EXERCISE INSTRUCTIONS :: Word for word, restate every record, though not the pictures.
.....
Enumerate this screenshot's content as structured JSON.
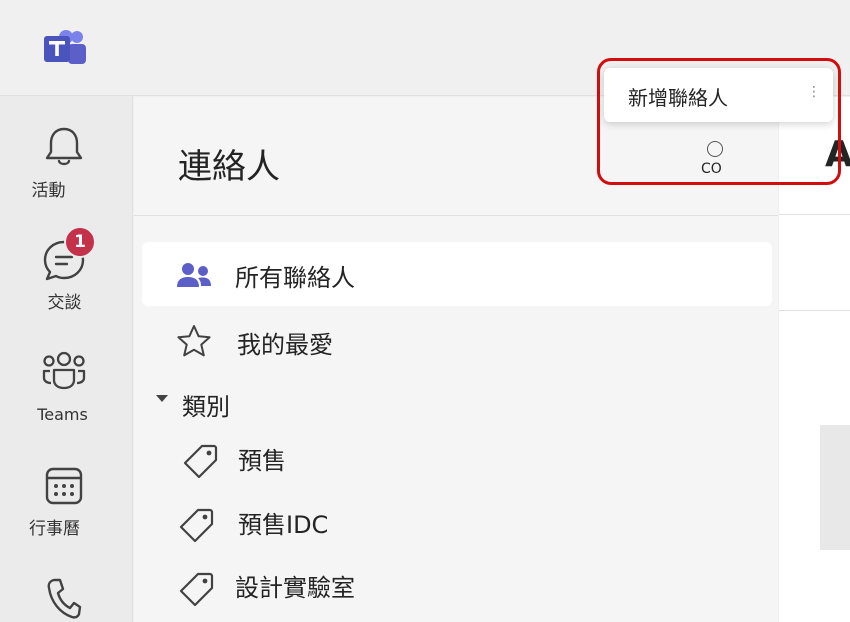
{
  "rail": {
    "items": [
      {
        "label": "活動",
        "icon": "bell-icon"
      },
      {
        "label": "交談",
        "icon": "chat-icon",
        "badge": "1"
      },
      {
        "label": "Teams",
        "icon": "teams-icon"
      },
      {
        "label": "行事曆",
        "icon": "calendar-icon"
      },
      {
        "label": "",
        "icon": "phone-icon"
      }
    ]
  },
  "contacts": {
    "title": "連絡人",
    "co_label": "CO",
    "items": [
      {
        "label": "所有聯絡人",
        "icon": "people-icon",
        "selected": true
      },
      {
        "label": "我的最愛",
        "icon": "star-icon"
      }
    ],
    "category_header": "類別",
    "categories": [
      {
        "label": "預售",
        "icon": "tag-icon"
      },
      {
        "label": "預售IDC",
        "icon": "tag-icon"
      },
      {
        "label": "設計實驗室",
        "icon": "tag-icon"
      }
    ]
  },
  "right_panel": {
    "peek_text": "A"
  },
  "menu": {
    "add_contact_label": "新增聯絡人"
  },
  "colors": {
    "accent": "#5b5fc7",
    "badge": "#c4314b",
    "highlight": "#d10d0d"
  }
}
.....
SOLUTION FOR THIS EXERCISE ::
Enumerate this screenshot's content as structured JSON.
{
  "rail": {
    "items": [
      {
        "label": "活動",
        "icon": "bell-icon"
      },
      {
        "label": "交談",
        "icon": "chat-icon",
        "badge": "1"
      },
      {
        "label": "Teams",
        "icon": "teams-icon"
      },
      {
        "label": "行事曆",
        "icon": "calendar-icon"
      },
      {
        "label": "",
        "icon": "phone-icon"
      }
    ]
  },
  "contacts": {
    "title": "連絡人",
    "co_label": "CO",
    "items": [
      {
        "label": "所有聯絡人",
        "icon": "people-icon",
        "selected": true
      },
      {
        "label": "我的最愛",
        "icon": "star-icon"
      }
    ],
    "category_header": "類別",
    "categories": [
      {
        "label": "預售",
        "icon": "tag-icon"
      },
      {
        "label": "預售IDC",
        "icon": "tag-icon"
      },
      {
        "label": "設計實驗室",
        "icon": "tag-icon"
      }
    ]
  },
  "right_panel": {
    "peek_text": "A"
  },
  "menu": {
    "add_contact_label": "新增聯絡人"
  },
  "colors": {
    "accent": "#5b5fc7",
    "badge": "#c4314b",
    "highlight": "#d10d0d"
  }
}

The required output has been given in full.